● **Aim of the task**:
Give the number of lines in the data below that contain "value", with no other words.

Entries from a dataset of interfaces:
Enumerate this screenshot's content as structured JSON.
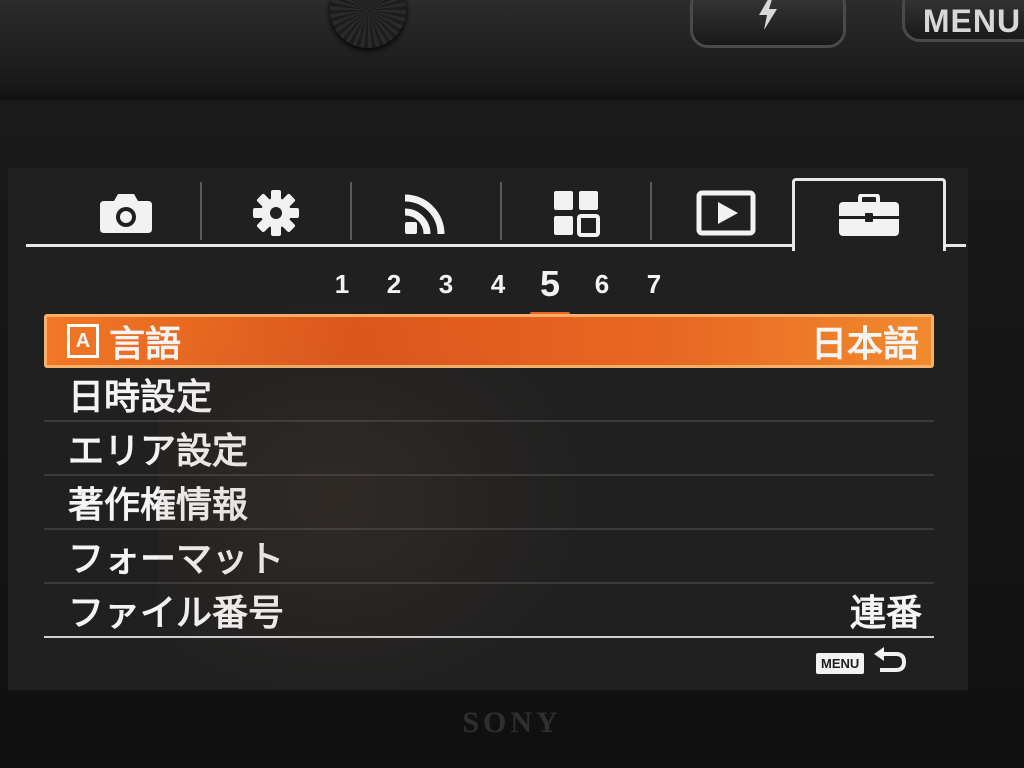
{
  "hardware": {
    "flash_icon": "flash-icon",
    "menu_button_label": "MENU",
    "brand": "SONY"
  },
  "tabs": [
    {
      "icon": "camera-icon",
      "active": false
    },
    {
      "icon": "gear-icon",
      "active": false
    },
    {
      "icon": "wireless-icon",
      "active": false
    },
    {
      "icon": "application-grid-icon",
      "active": false
    },
    {
      "icon": "playback-icon",
      "active": false
    },
    {
      "icon": "toolbox-icon",
      "active": true
    }
  ],
  "pages": {
    "items": [
      "1",
      "2",
      "3",
      "4",
      "5",
      "6",
      "7"
    ],
    "current": "5"
  },
  "menu": {
    "items": [
      {
        "label": "言語",
        "value": "日本語",
        "selected": true
      },
      {
        "label": "日時設定",
        "value": ""
      },
      {
        "label": "エリア設定",
        "value": ""
      },
      {
        "label": "著作権情報",
        "value": ""
      },
      {
        "label": "フォーマット",
        "value": ""
      },
      {
        "label": "ファイル番号",
        "value": "連番"
      }
    ],
    "language_icon_letter": "A"
  },
  "footer": {
    "menu_chip": "MENU",
    "back_icon": "return-arrow-icon"
  },
  "colors": {
    "accent": "#f0641e",
    "text": "#f4f4f4",
    "screen_bg": "#202020"
  }
}
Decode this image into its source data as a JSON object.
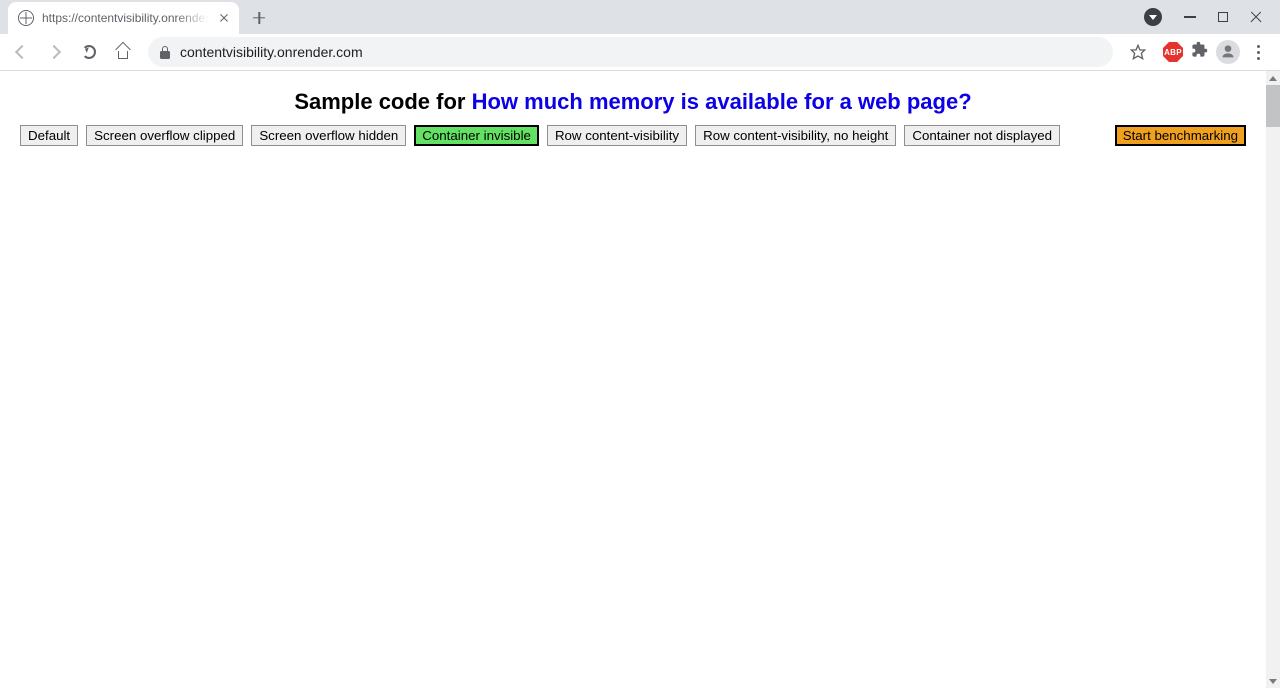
{
  "browser": {
    "tab_title": "https://contentvisibility.onrender",
    "url": "contentvisibility.onrender.com",
    "abp_label": "ABP"
  },
  "page": {
    "heading_prefix": "Sample code for ",
    "heading_link": "How much memory is available for a web page?",
    "buttons": [
      {
        "label": "Default",
        "active": false
      },
      {
        "label": "Screen overflow clipped",
        "active": false
      },
      {
        "label": "Screen overflow hidden",
        "active": false
      },
      {
        "label": "Container invisible",
        "active": true
      },
      {
        "label": "Row content-visibility",
        "active": false
      },
      {
        "label": "Row content-visibility, no height",
        "active": false
      },
      {
        "label": "Container not displayed",
        "active": false
      }
    ],
    "benchmark_label": "Start benchmarking"
  }
}
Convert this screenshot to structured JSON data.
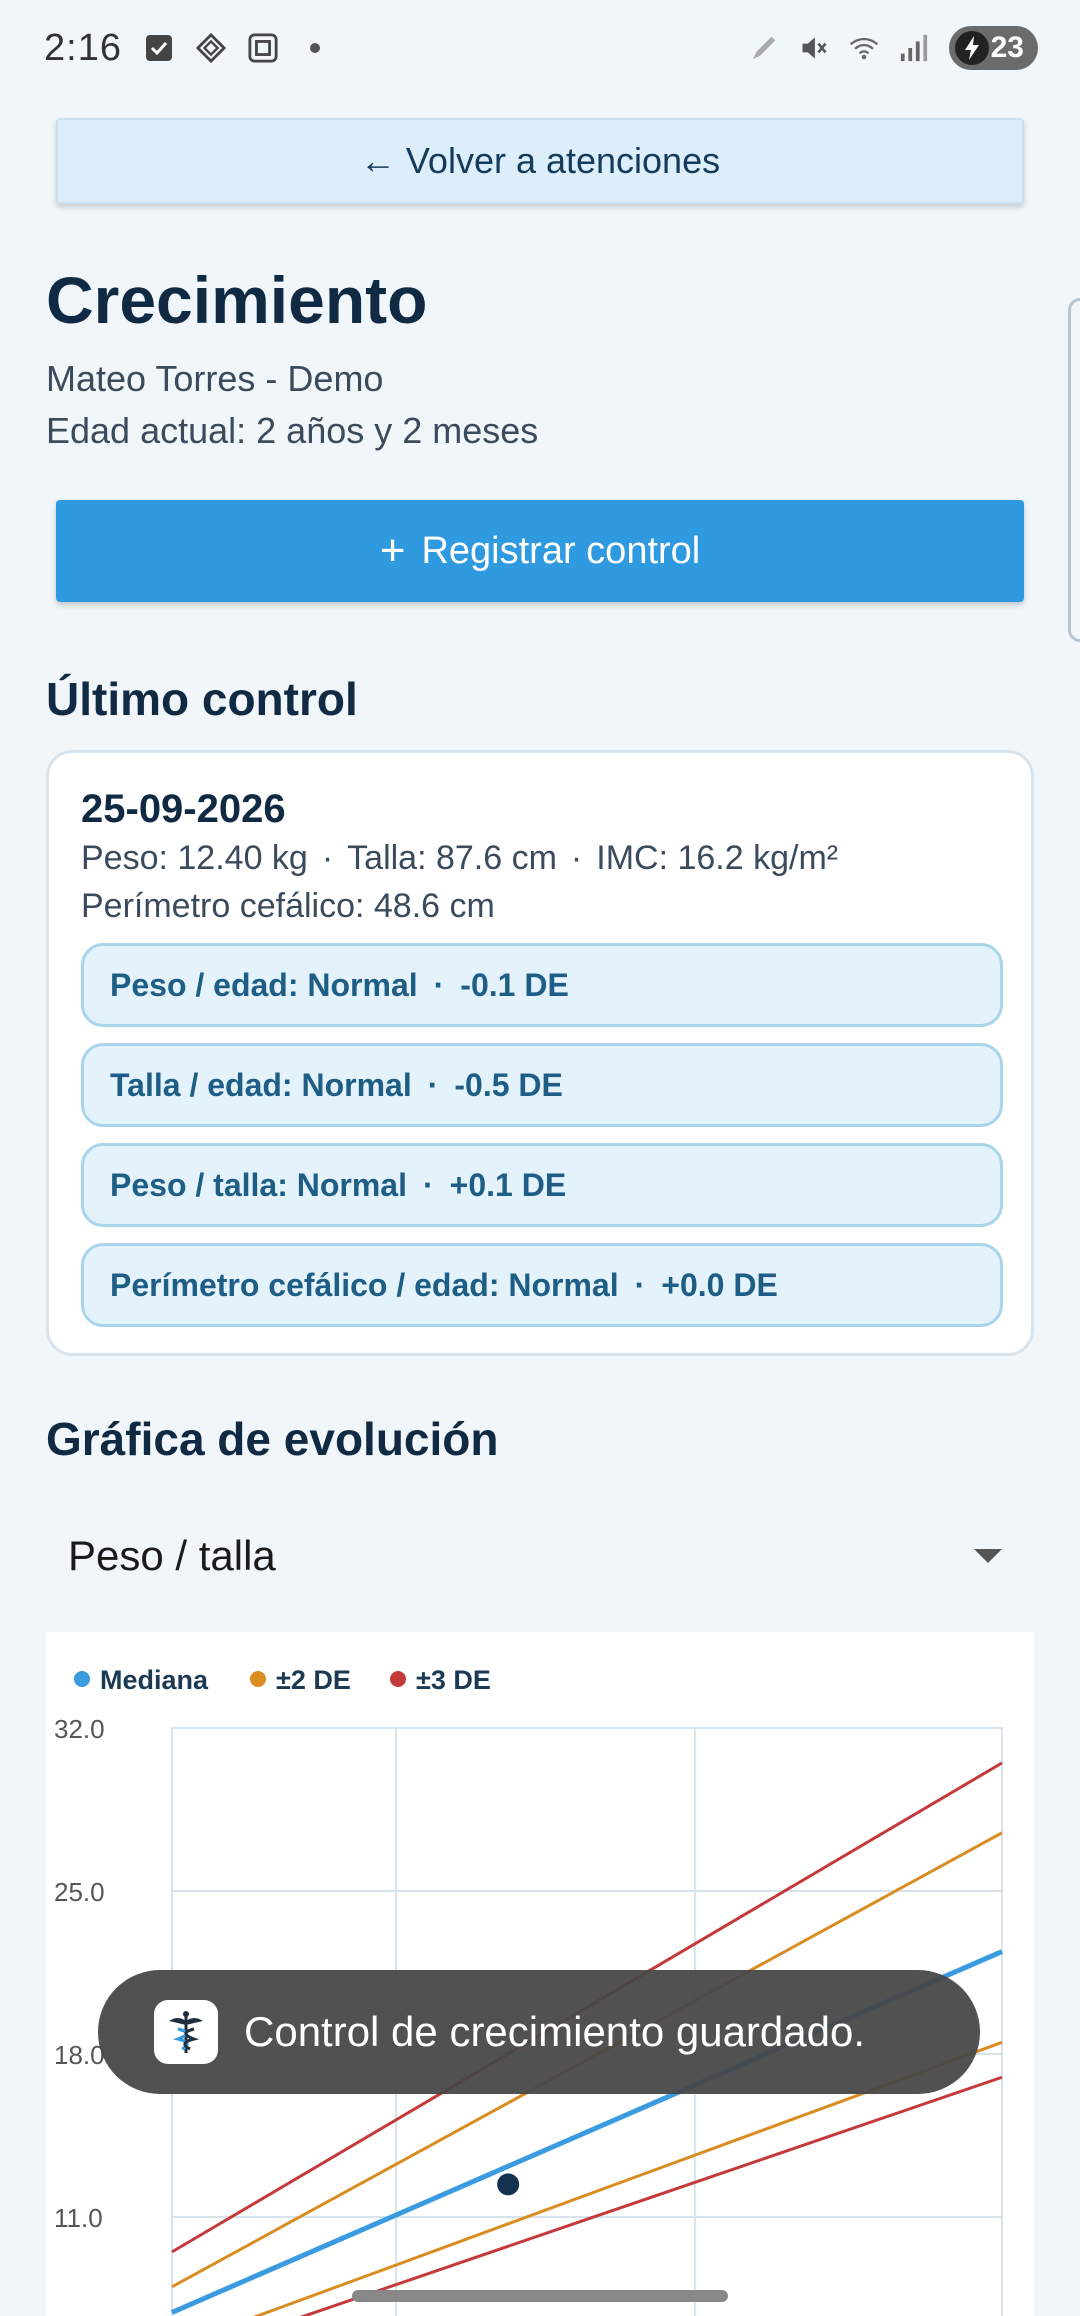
{
  "status_bar": {
    "time": "2:16",
    "battery": "23",
    "icons": [
      "checkbox-icon",
      "diamond-grid-icon",
      "square-app-icon",
      "dot-icon",
      "pen-icon",
      "mute-icon",
      "wifi-icon",
      "signal-icon",
      "battery-icon"
    ]
  },
  "back_button": {
    "label": "← Volver a atenciones"
  },
  "header": {
    "title": "Crecimiento",
    "patient": "Mateo Torres - Demo",
    "age": "Edad actual: 2 años y 2 meses"
  },
  "register_button": {
    "icon": "+",
    "label": "Registrar control"
  },
  "last_control": {
    "section_title": "Último control",
    "date": "25-09-2026",
    "weight": "Peso: 12.40 kg",
    "height": "Talla: 87.6 cm",
    "bmi": "IMC: 16.2 kg/m²",
    "head": "Perímetro cefálico: 48.6 cm",
    "separator": "·",
    "indicators": [
      {
        "label": "Peso / edad: Normal",
        "value": "-0.1 DE"
      },
      {
        "label": "Talla / edad: Normal",
        "value": "-0.5 DE"
      },
      {
        "label": "Peso / talla: Normal",
        "value": "+0.1 DE"
      },
      {
        "label": "Perímetro cefálico / edad: Normal",
        "value": "+0.0 DE"
      }
    ]
  },
  "chart_section": {
    "title": "Gráfica de evolución",
    "selected": "Peso / talla"
  },
  "colors": {
    "median": "#3a9be0",
    "sd2": "#d98c1f",
    "sd3": "#c43a3a",
    "point": "#12324f",
    "primary": "#2f9ae0"
  },
  "chart_data": {
    "type": "line",
    "legend": [
      "Mediana",
      "±2 DE",
      "±3 DE"
    ],
    "y_ticks": [
      "32.0",
      "25.0",
      "18.0",
      "11.0"
    ],
    "ylim": [
      5.2,
      32
    ],
    "x_range": [
      0,
      100
    ],
    "series": [
      {
        "name": "Mediana",
        "role": "median",
        "x": [
          0,
          100
        ],
        "y": [
          6.9,
          22.4
        ]
      },
      {
        "name": "±2 DE",
        "role": "sd2",
        "x": [
          0,
          100
        ],
        "y": [
          8.0,
          27.5
        ]
      },
      {
        "name": "±2 DE",
        "role": "sd2",
        "x": [
          0,
          100
        ],
        "y": [
          5.4,
          18.5
        ]
      },
      {
        "name": "±3 DE",
        "role": "sd3",
        "x": [
          0,
          100
        ],
        "y": [
          9.5,
          30.5
        ]
      },
      {
        "name": "±3 DE",
        "role": "sd3",
        "x": [
          0,
          100
        ],
        "y": [
          4.8,
          17.0
        ]
      }
    ],
    "points": [
      {
        "x": 40.5,
        "y": 12.4
      }
    ]
  },
  "toast": {
    "message": "Control de crecimiento guardado."
  }
}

● **Exercise response**:
10